“After initially failing to even mention fossil fuels, the draft text is an abdication of responsibility to capture the urgency expressed by many countries to see all oil and gas added to coal for at least a phase down,” Yeb Saño, Greenpeace International’s COP27 head of delegation, said in a statement. “It is time to end the denial, the fossil fuel age must be brought to a rapid end.”
U.S. to back ‘unabated’ fossil fuel phaseout
U.S. climate envoy John Kerry said Wednesday that the U.S. will back proposals to phase out the use of “unabated” fossil fuels at the ongoing COP27 climate summit.
“It has to be unabated oil and gas,” Kerry told Bloomberg in Egypt Wednesday. “Phase down, unabated, over time. The time is a question, but ‘phase down’ is the language we supported.” The “unabated” distinction will open the door to continual operation of fossil fuel developments that offset their greenhouse gas emissions with technology like carbon capture.

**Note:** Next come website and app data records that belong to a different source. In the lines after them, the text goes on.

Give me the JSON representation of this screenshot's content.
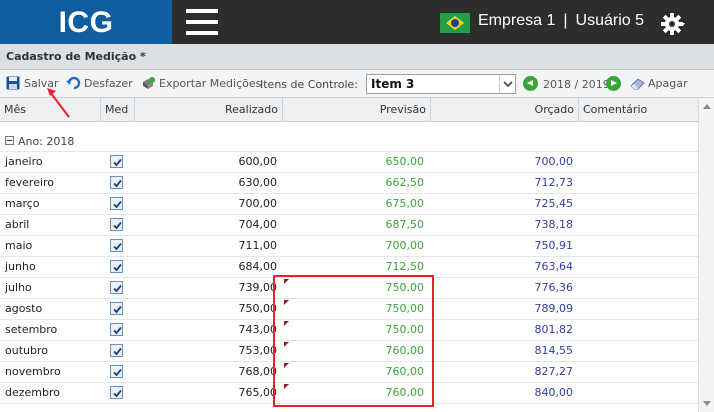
{
  "app": {
    "logo": "ICG",
    "company": "Empresa 1",
    "separator": "|",
    "user": "Usuário 5"
  },
  "page": {
    "title": "Cadastro de Medição *"
  },
  "toolbar": {
    "save_label": "Salvar",
    "undo_label": "Desfazer",
    "export_label": "Exportar Medições",
    "control_items_label": "Itens de Controle:",
    "selected_item": "Item 3",
    "year_range": "2018 / 2019",
    "delete_label": "Apagar"
  },
  "columns": {
    "mes": "Mês",
    "med": "Med",
    "realizado": "Realizado",
    "previsao": "Previsão",
    "orcado": "Orçado",
    "comentario": "Comentário"
  },
  "group": {
    "label": "Ano: 2018"
  },
  "rows": [
    {
      "mes": "janeiro",
      "med": true,
      "realizado": "600,00",
      "previsao": "650,00",
      "orcado": "700,00",
      "flag": false
    },
    {
      "mes": "fevereiro",
      "med": true,
      "realizado": "630,00",
      "previsao": "662,50",
      "orcado": "712,73",
      "flag": false
    },
    {
      "mes": "março",
      "med": true,
      "realizado": "700,00",
      "previsao": "675,00",
      "orcado": "725,45",
      "flag": false
    },
    {
      "mes": "abril",
      "med": true,
      "realizado": "704,00",
      "previsao": "687,50",
      "orcado": "738,18",
      "flag": false
    },
    {
      "mes": "maio",
      "med": true,
      "realizado": "711,00",
      "previsao": "700,00",
      "orcado": "750,91",
      "flag": false
    },
    {
      "mes": "junho",
      "med": true,
      "realizado": "684,00",
      "previsao": "712,50",
      "orcado": "763,64",
      "flag": false
    },
    {
      "mes": "julho",
      "med": true,
      "realizado": "739,00",
      "previsao": "750,00",
      "orcado": "776,36",
      "flag": true
    },
    {
      "mes": "agosto",
      "med": true,
      "realizado": "750,00",
      "previsao": "750,00",
      "orcado": "789,09",
      "flag": true
    },
    {
      "mes": "setembro",
      "med": true,
      "realizado": "743,00",
      "previsao": "750,00",
      "orcado": "801,82",
      "flag": true
    },
    {
      "mes": "outubro",
      "med": true,
      "realizado": "753,00",
      "previsao": "760,00",
      "orcado": "814,55",
      "flag": true
    },
    {
      "mes": "novembro",
      "med": true,
      "realizado": "768,00",
      "previsao": "760,00",
      "orcado": "827,27",
      "flag": true
    },
    {
      "mes": "dezembro",
      "med": true,
      "realizado": "765,00",
      "previsao": "760,00",
      "orcado": "840,00",
      "flag": true
    }
  ],
  "icons": {
    "hamburger": "menu-icon",
    "flag": "brazil-flag-icon",
    "settings": "gear-icon",
    "save": "floppy-disk-icon",
    "undo": "undo-icon",
    "export": "export-icon",
    "prev": "arrow-left-circle-icon",
    "next": "arrow-right-circle-icon",
    "delete": "eraser-icon"
  },
  "colors": {
    "brand": "#0f5fa0",
    "topbar": "#2d2d2d",
    "previsao": "#3aa53a",
    "orcado": "#2f3ea8",
    "annotation": "#e8202a"
  }
}
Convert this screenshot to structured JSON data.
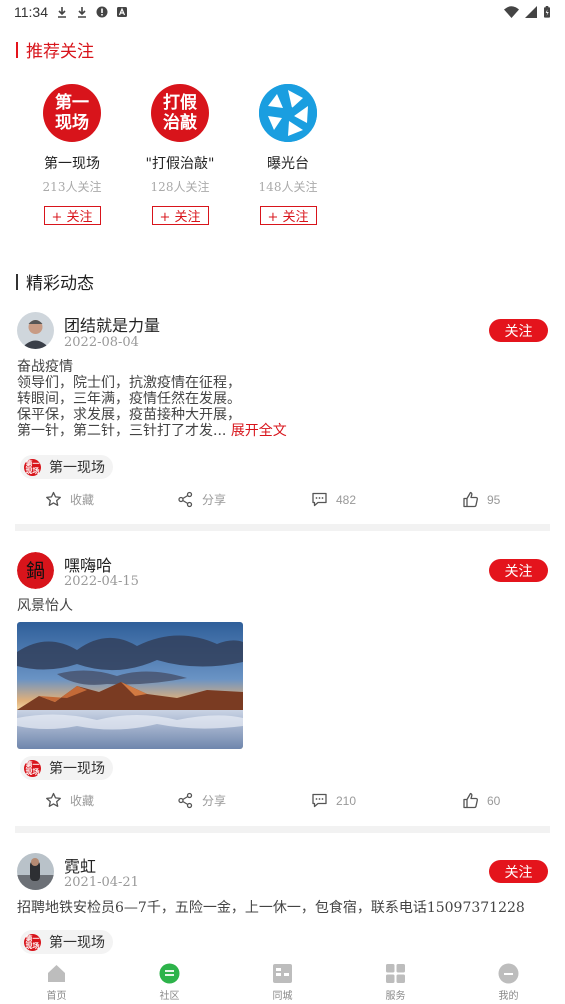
{
  "status_bar": {
    "time": "11:34"
  },
  "recommend": {
    "title": "推荐关注",
    "items": [
      {
        "name": "第一现场",
        "count": "213人关注",
        "follow_label": "+ 关注",
        "logo_line1": "第一",
        "logo_line2": "现场"
      },
      {
        "name": "\"打假治敲\"",
        "count": "128人关注",
        "follow_label": "+ 关注",
        "logo_line1": "打假",
        "logo_line2": "治敲"
      },
      {
        "name": "曝光台",
        "count": "148人关注",
        "follow_label": "+ 关注"
      }
    ]
  },
  "feed": {
    "title": "精彩动态",
    "posts": [
      {
        "user": "团结就是力量",
        "date": "2022-08-04",
        "follow_label": "关注",
        "lines": [
          "奋战疫情",
          "领导们，院士们，抗激疫情在征程，",
          "转眼间，三年满，疫情任然在发展。",
          "保平保，求发展，疫苗接种大开展，",
          "第一针，第二针，三针打了才发..."
        ],
        "expand_label": "展开全文",
        "topic": "第一现场",
        "favorite_label": "收藏",
        "share_label": "分享",
        "comments": "482",
        "likes": "95"
      },
      {
        "user": "嘿嗨哈",
        "date": "2022-04-15",
        "follow_label": "关注",
        "lines": [
          "风景怡人"
        ],
        "topic": "第一现场",
        "favorite_label": "收藏",
        "share_label": "分享",
        "comments": "210",
        "likes": "60"
      },
      {
        "user": "霓虹",
        "date": "2021-04-21",
        "follow_label": "关注",
        "lines": [
          "招聘地铁安检员6—7千，五险一金，上一休一，包食宿，联系电话15097371228"
        ],
        "topic": "第一现场"
      }
    ]
  },
  "bottom_nav": [
    {
      "label": "首页",
      "icon": "home-icon"
    },
    {
      "label": "社区",
      "icon": "community-icon"
    },
    {
      "label": "同城",
      "icon": "city-icon"
    },
    {
      "label": "服务",
      "icon": "services-icon"
    },
    {
      "label": "我的",
      "icon": "profile-icon"
    }
  ],
  "colors": {
    "accent": "#e4141c",
    "active_nav": "#2db34a",
    "blue_logo": "#1a9ee0"
  }
}
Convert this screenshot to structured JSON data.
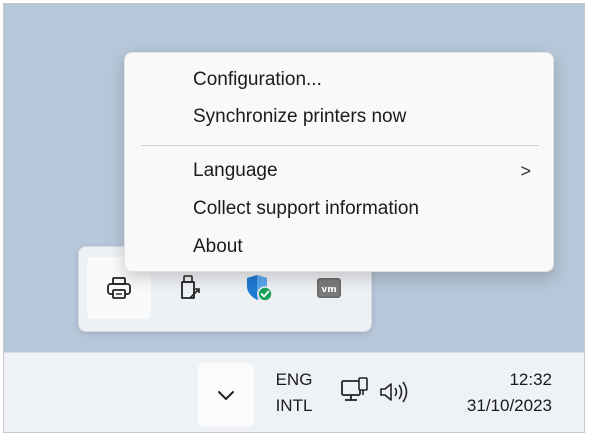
{
  "context_menu": {
    "items": [
      {
        "label": "Configuration...",
        "has_submenu": false
      },
      {
        "label": "Synchronize printers now",
        "has_submenu": false
      },
      {
        "label": "Language",
        "has_submenu": true
      },
      {
        "label": "Collect support information",
        "has_submenu": false
      },
      {
        "label": "About",
        "has_submenu": false
      }
    ],
    "submenu_glyph": ">"
  },
  "overflow_tray": {
    "icons": [
      {
        "name": "printer-icon",
        "selected": true
      },
      {
        "name": "usb-drive-icon",
        "selected": false
      },
      {
        "name": "security-shield-icon",
        "selected": false
      },
      {
        "name": "vm-icon",
        "selected": false
      }
    ],
    "vm_label": "vm"
  },
  "taskbar": {
    "language": {
      "line1": "ENG",
      "line2": "INTL"
    },
    "clock": {
      "time": "12:32",
      "date": "31/10/2023"
    },
    "icons": [
      "chevron-down-icon",
      "network-icon",
      "volume-icon"
    ]
  },
  "colors": {
    "desktop": "#b6c7d9",
    "taskbar": "#eef1f5",
    "menu": "#f9f9f9",
    "shield_blue": "#1f7ad1",
    "check_green": "#1aa35b"
  }
}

The Indian delegation to the conference has called for phase-down plans to be expanded beyond coal to other fossil fuels like oil and gas, and Kerry’s remarks make the U.S. one of the wealthiest nations to throw its support to the idea. The European Union and the UK announced their backing Tuesday.
However, it is likely to encounter severe opposition from major oil producing nations like Saudi Arabia.
Last year’s global climate conference in Glasgow called for a phasedown of unabated coal, but did not call for reductions in the uses of other fossil fuels like oil and natural gas that are also major contributors to climate change. Calling for reductions in the use of the fuels would go a significant step farther.
The U.S. is the world’s largest producer of oil and gas.
Incoming GOP natural resources committee chair: ‘I don’t want to get boxed in’ solely focusing on climate change
Incoming House Natural Resources Chairman Bruce Westerman (R-Ark.) outlined his priorities for a Republican-majority committee on a call with reporters Thursday afternoon, identifying potential areas of bipartisan agreement but saying he did not believe climate change to be the House panel’s sole charge.
Asked how the committee will prioritize climate change in particular, Westerman replied “promoting a cleaner, healthier environment [as it] involves carbon in the atmosphere is a priority of mine, but there’s much more to the environment than carbon in the atmosphere.”
“I don’t want to get boxed into saying it’s a committee about the climate or even a committee about the environment but about good stewardship of our natural resources,” Westerman added.
Carbon emissions are the primary driver of climate change, which has been linked to more intense hurricanes and natural disasters in recent years. The drought affecting the American west, which Westerman named as a committee priority, was made about 40 percent more severe due to climate change, according to a study published in the journal Nature Climate Change.
Westerman, who is set to succeed Rep. Raul Grijalva (D-Ariz.) as chair, suggested the committee would push back on Biden administration energy policies, particularly pertaining to fossil fuels, but named issues he saw as opportunities for bipartisanship as well.
WHAT WE’RE READING
Jackson City Council approves interim agreement with EPA to address solution to water crisis (WAPT)
‘Vast’ mass of microbes being released by melting glaciers (The Guardian)
Meet the ‘Closer’ Who Finds the Right Words When Climate Talks Hit a Wall (The New York Times)
Facing Colorado River shortage, 30 urban suppliers pledge to target decorative grass (The Los Angeles Times)
See which states have suffered the most major weather disasters since 2011 (CNBC)
Largest dam demolition plan in history clears last federal regulatory hurdle
Energy secretary touts US announcements at UN climate conference
Lighter click: Not with a bang, but with a whisker.
That’s it for today, thanks for reading. Check out The Hill’s energy & environment page for the latest news and coverage. We’ll see you tomorrow.